About 88.8% of higher-education emails -- those with .edu domains -- are at risk of email phishing attacks, according to a report from 250ok, an email marketing and analytics company. Matthew Vernhout, the company's director of privacy, says many in higher education may not view themselves as targets of these types of attacks.
A generation of students who have grown up taking selfies and having a social media presence presents some challenges for educators, writes Ruth Reynard, a higher-education consultant specializing in faculty development and instructional design. In this commentary, she describes how educators can maximize skills honed using technology, including social media.
The number of 12- to 18-year-olds who report being bullied has declined, according to the federal School Crime Supplement to the National Crime Victimization Survey. Data show 20.8% reported being bulled in 2015, down from 31.7% in 2007.
Leaders at Northwest Missouri State University, the city of Gladstone, Mo., and the North Kansas City School District worked together to establish the Northland Innovation Center. The center is focused on bolstering the school-to-college-to-career pipeline through project-based learning.
Students from Florida's Nova High School -- which shares the same district with Marjory Stoneman Douglas High School, the site of deadly shooting last month -- participated in a Skype conversation recently with students in a California high school. The students asked questions of each other about school safety and guns.
Full-scale crisis drills can be costly propositions for school districts, writes Ken Trump, president of National School Safety and Security Services. In this commentary, he shares why tabletop drills may be better options for preparing for emergency situations.
Are students' personal cellphones and devices subject to searches on campus? That's the question some states are beginning to address with legislation, writes Ariel Fox Johnson, senior counsel for policy and privacy at Common Sense Media, who urges school leaders in this commentary to provide clarity on policies regarding students' devices.
A report from SavingForCollege.com calculates that the total cost of sending someone to a four-year college 18 years from now will be about $355,000 for a private school and about $157,000 for a public college. The report suggests it may be more realistic for families to plan on saving enough to pay between 25% and 33% of the cost, rather than the full amount.

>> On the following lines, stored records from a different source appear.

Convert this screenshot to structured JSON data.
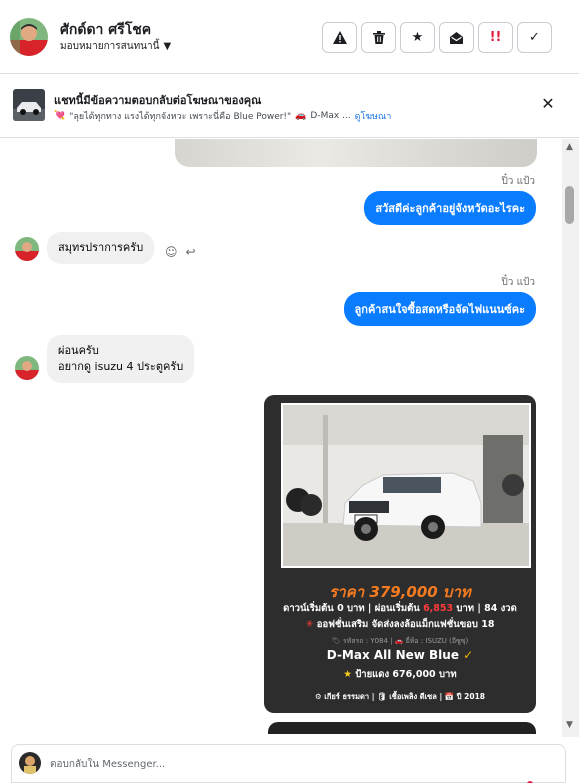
{
  "header": {
    "contact_name": "ศักด์ดา ศรีโชค",
    "assign_label": "มอบหมายการสนทนานี้",
    "actions": [
      {
        "name": "spam-button",
        "icon": "warning-icon",
        "glyph": "⚠"
      },
      {
        "name": "delete-button",
        "icon": "trash-icon",
        "glyph": "🗑"
      },
      {
        "name": "star-button",
        "icon": "star-icon",
        "glyph": "★"
      },
      {
        "name": "mark-unread-button",
        "icon": "envelope-open-icon",
        "glyph": "◒"
      },
      {
        "name": "follow-up-button",
        "icon": "follow-up-icon",
        "glyph": "!!"
      },
      {
        "name": "done-button",
        "icon": "check-icon",
        "glyph": "✓"
      }
    ]
  },
  "ad_banner": {
    "title": "แชทนี้มีข้อความตอบกลับต่อโฆษณาของคุณ",
    "emoji_left": "💘",
    "snippet": "\"ลุยได้ทุกทาง แรงได้ทุกจังหวะ เพราะนี่คือ Blue Power!\"",
    "emoji_mid": "🚗",
    "snippet_tail": "D-Max ...",
    "link": "ดูโฆษณา",
    "close_glyph": "✕"
  },
  "messages": {
    "outgoing_1": {
      "sender": "ปิ๋ว แป้ว",
      "text": "สวัสดีค่ะลูกค้าอยู่จังหวัดอะไรคะ"
    },
    "incoming_1": {
      "text": "สมุทรปราการครับ"
    },
    "outgoing_2": {
      "sender": "ปิ๋ว แป้ว",
      "text": "ลูกค้าสนใจซื้อสดหรือจัดไฟแนนซ์คะ"
    },
    "incoming_2": {
      "line1": "ผ่อนครับ",
      "line2": "อยากดู isuzu 4 ประตูครับ"
    },
    "tool_icons": {
      "react": "☺",
      "reply": "↩"
    }
  },
  "ad_card": {
    "price": "ราคา 379,000 บาท",
    "l1_pre": "ดาวน์เริ่มต้น 0 บาท | ผ่อนเริ่มต้น ",
    "l1_hl": "6,853",
    "l1_post": " บาท | 84 งวด",
    "l2_star": "✳",
    "l2_text": " ออฟชั่นเสริม จัดส่งลงล้อแม็กแฟชั่นขอบ 18",
    "l3": "🏷 รหัสรถ : Y084 | 🚗 ยี่ห้อ : ISUZU (อีซูซุ)",
    "model": "D-Max All New Blue",
    "model_badge": "✓",
    "l4_star": "★",
    "l4_text": " ป้ายแดง 676,000 บาท",
    "l5": "⚙ เกียร์ ธรรมดา   |   🛢 เชื้อเพลิง ดีเซล   |   📅 ปี 2018",
    "plate": "ป้ายแดง"
  },
  "scrollbar": {
    "up": "▲",
    "down": "▼"
  },
  "composer": {
    "placeholder": "ตอบกลับใน Messenger..."
  },
  "colors": {
    "accent_blue": "#0a7cff",
    "bubble_gray": "#f0f0f0",
    "card_dark": "#2d2d2d",
    "price_orange": "#f47b20",
    "highlight_red": "#ff3b3b"
  }
}
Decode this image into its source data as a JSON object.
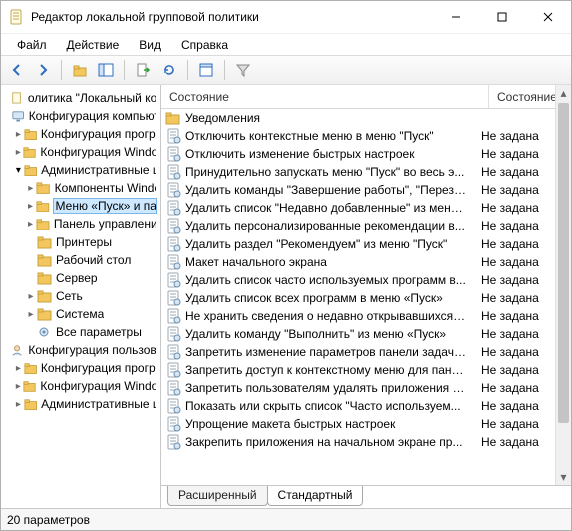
{
  "window": {
    "title": "Редактор локальной групповой политики",
    "controls": {
      "minimize": "–",
      "maximize": "▢",
      "close": "✕"
    }
  },
  "menu": {
    "file": "Файл",
    "action": "Действие",
    "view": "Вид",
    "help": "Справка"
  },
  "tree": {
    "root": "олитика \"Локальный компь",
    "node_comp_conf": "Конфигурация компьютер",
    "node_programs": "Конфигурация програм",
    "node_windows": "Конфигурация Windows",
    "node_admin": "Административные ша",
    "node_components": "Компоненты Windo",
    "node_start": "Меню «Пуск» и пан",
    "node_control": "Панель управления",
    "node_printers": "Принтеры",
    "node_desktop": "Рабочий стол",
    "node_server": "Сервер",
    "node_network": "Сеть",
    "node_system": "Система",
    "node_allparams": "Все параметры",
    "node_user_conf": "Конфигурация пользовате",
    "node_user_programs": "Конфигурация програм",
    "node_user_windows": "Конфигурация Windows",
    "node_user_admin": "Административные ша"
  },
  "list": {
    "header": {
      "name": "Состояние",
      "state": "Состояние"
    },
    "rows": [
      {
        "type": "folder",
        "name": "Уведомления",
        "state": ""
      },
      {
        "type": "setting",
        "name": "Отключить контекстные меню в меню \"Пуск\"",
        "state": "Не задана"
      },
      {
        "type": "setting",
        "name": "Отключить изменение быстрых настроек",
        "state": "Не задана"
      },
      {
        "type": "setting",
        "name": "Принудительно запускать меню \"Пуск\" во весь э...",
        "state": "Не задана"
      },
      {
        "type": "setting",
        "name": "Удалить команды \"Завершение работы\", \"Переза...",
        "state": "Не задана"
      },
      {
        "type": "setting",
        "name": "Удалить список \"Недавно добавленные\" из меню...",
        "state": "Не задана"
      },
      {
        "type": "setting",
        "name": "Удалить персонализированные рекомендации в...",
        "state": "Не задана"
      },
      {
        "type": "setting",
        "name": "Удалить раздел \"Рекомендуем\" из меню \"Пуск\"",
        "state": "Не задана"
      },
      {
        "type": "setting",
        "name": "Макет начального экрана",
        "state": "Не задана"
      },
      {
        "type": "setting",
        "name": "Удалить список часто используемых программ в...",
        "state": "Не задана"
      },
      {
        "type": "setting",
        "name": "Удалить список всех программ в меню «Пуск»",
        "state": "Не задана"
      },
      {
        "type": "setting",
        "name": "Не хранить сведения о недавно открывавшихся д...",
        "state": "Не задана"
      },
      {
        "type": "setting",
        "name": "Удалить команду \"Выполнить\" из меню «Пуск»",
        "state": "Не задана"
      },
      {
        "type": "setting",
        "name": "Запретить изменение параметров панели задач и...",
        "state": "Не задана"
      },
      {
        "type": "setting",
        "name": "Запретить доступ к контекстному меню для пане...",
        "state": "Не задана"
      },
      {
        "type": "setting",
        "name": "Запретить пользователям удалять приложения и...",
        "state": "Не задана"
      },
      {
        "type": "setting",
        "name": "Показать или скрыть список \"Часто используем...",
        "state": "Не задана"
      },
      {
        "type": "setting",
        "name": "Упрощение макета быстрых настроек",
        "state": "Не задана"
      },
      {
        "type": "setting",
        "name": "Закрепить приложения на начальном экране пр...",
        "state": "Не задана"
      }
    ]
  },
  "tabs": {
    "extended": "Расширенный",
    "standard": "Стандартный"
  },
  "status": {
    "text": "20 параметров"
  },
  "colors": {
    "selection_bg": "#cde8ff",
    "selection_border": "#7ab7e8",
    "folder": "#f3c75e",
    "folder_stroke": "#caa23a"
  }
}
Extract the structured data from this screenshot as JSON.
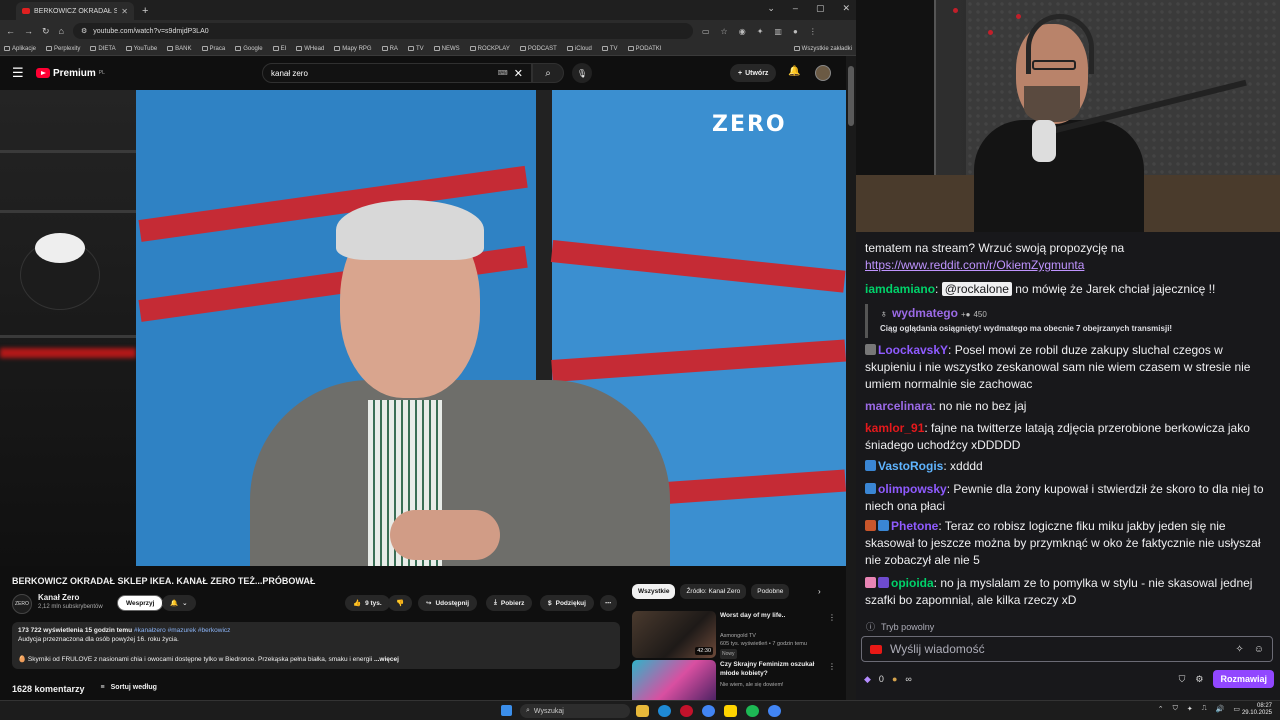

Leaders in an Oregon school district recently oversaw the transition from a manual to a digital enrollment process. The district's application development manager, Jim Newton, shared the experience at the Consortium for School Networking's annual conference and said the pilot program ultimately was successful.
A school district in Texas recently expanded a successful telehealth pilot program. The program supports students' health, in part by allowing access to medical professionals via a mobile computer on a cart.